The impact of our History curriculum is assessed in a variety of ways.

1. Knowledge. At the start of a unit children are given an opportunity to show off their current understanding of key physical and human features of Geography through a practical task. They receive a cover sheet which they annotate weekly building a picture of their knowledge, skills and understanding of the topic.

2. Skills. During a unit, geography skills are explicitly taught, and children are given the opportunity to acquire and embed them. In order to assess pupil’s use of these skills, children are then given the opportunity to use and apply them by undertaking their own independent research project. Independent research projects allow children to develop their own area of interest related to a place, often as part of a comparative study, leading to children planning and presenting their findings and reflecting on the geography skills they used to answer their question.

3. Pupil voice and book look. The Geography Coordinator meets with pupils to look at and celebrate recorded work in books and discuss their experience of teaching and learning in geography.

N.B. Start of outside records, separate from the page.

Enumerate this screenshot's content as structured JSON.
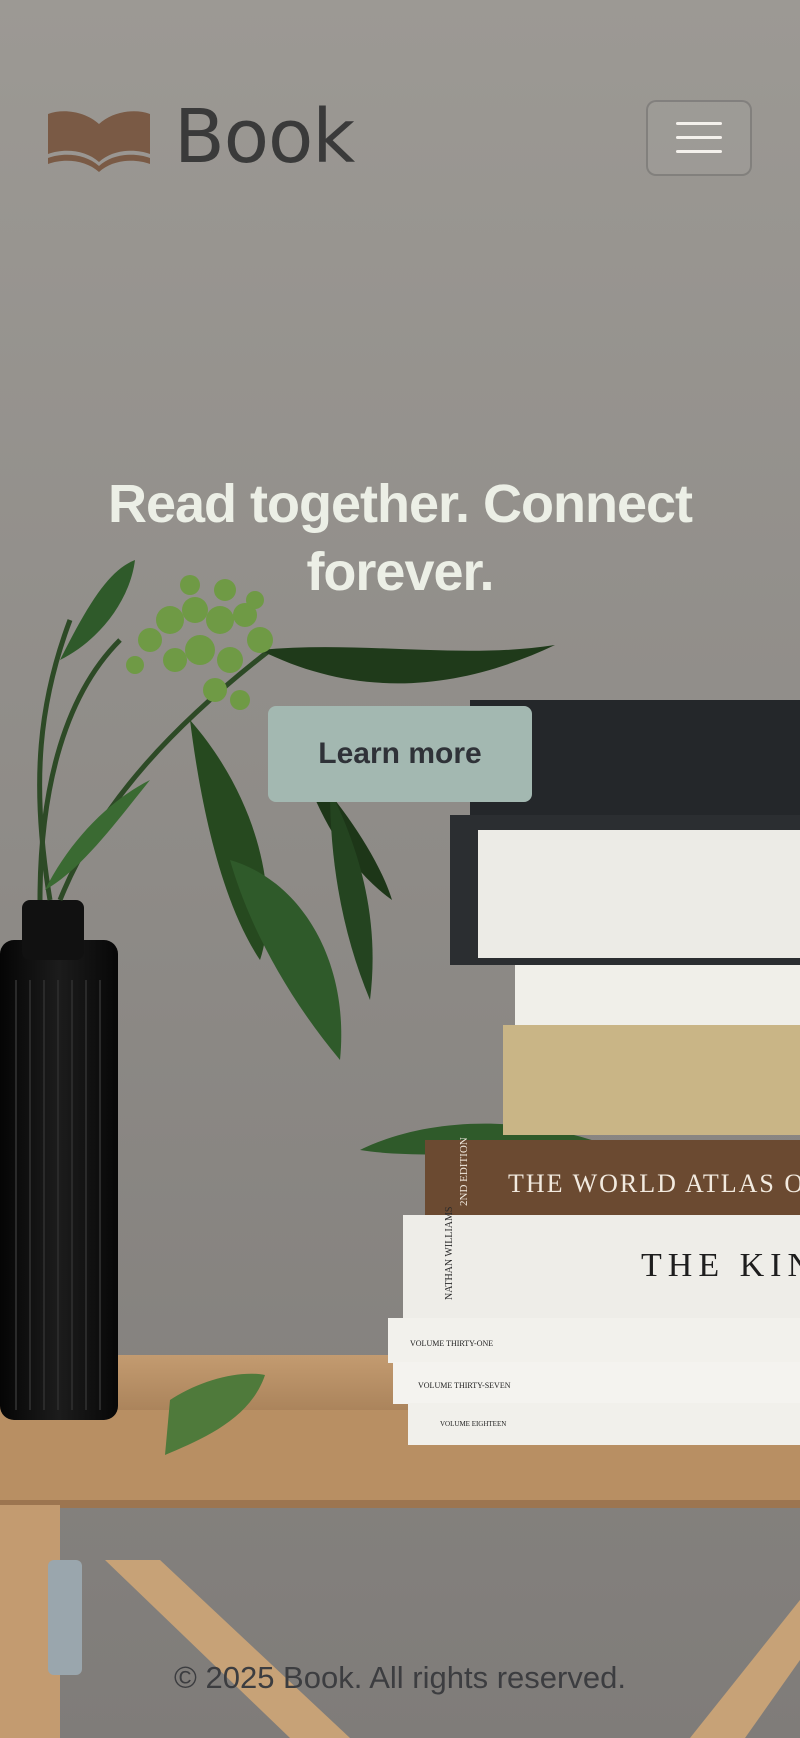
{
  "header": {
    "brand_name": "Book",
    "logo_icon": "open-book-icon",
    "menu_icon": "hamburger-menu-icon"
  },
  "hero": {
    "title": "Read together. Connect forever.",
    "cta_label": "Learn more"
  },
  "background": {
    "book_spines": [
      "THE WORLD ATLAS OF",
      "THE KIN"
    ],
    "spine_small": [
      "2ND EDITION",
      "NATHAN WILLIAMS"
    ],
    "volume_labels": [
      "VOLUME THIRTY-ONE",
      "VOLUME THIRTY-SEVEN",
      "VOLUME EIGHTEEN"
    ]
  },
  "footer": {
    "copyright": "© 2025 Book. All rights reserved."
  },
  "colors": {
    "logo_brown": "#7a5a45",
    "hero_text": "#ecefe6",
    "button_bg": "#a3b8b1",
    "button_text": "#2f3238"
  }
}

4. Planning review and teacher feedback. The Geography Coordinator routinely reviews planning and meets teachers to discuss their experience of teaching and learning in history and provide feedback on evidence in books, pupil voice and planning. This is a critical dialogue about successes, areas for development and identifying how best to support teachers with ideas, resources or CPD.

What are the inspirations for our geography curriculum?

Inspiration for our geography curriculum comes from our amazing locality. We are fortunate to live in a geographically unique and culturally diverse ‘city by the sea’.

What do our pupils have to say about geography?

“It’s about our world and how we can all look after it.”

“I think that it is about us all being part of one big family.”

“We look at maps and the world.”

“We find out about other people and places."

Progression of skills and knowledge

Hit enter to search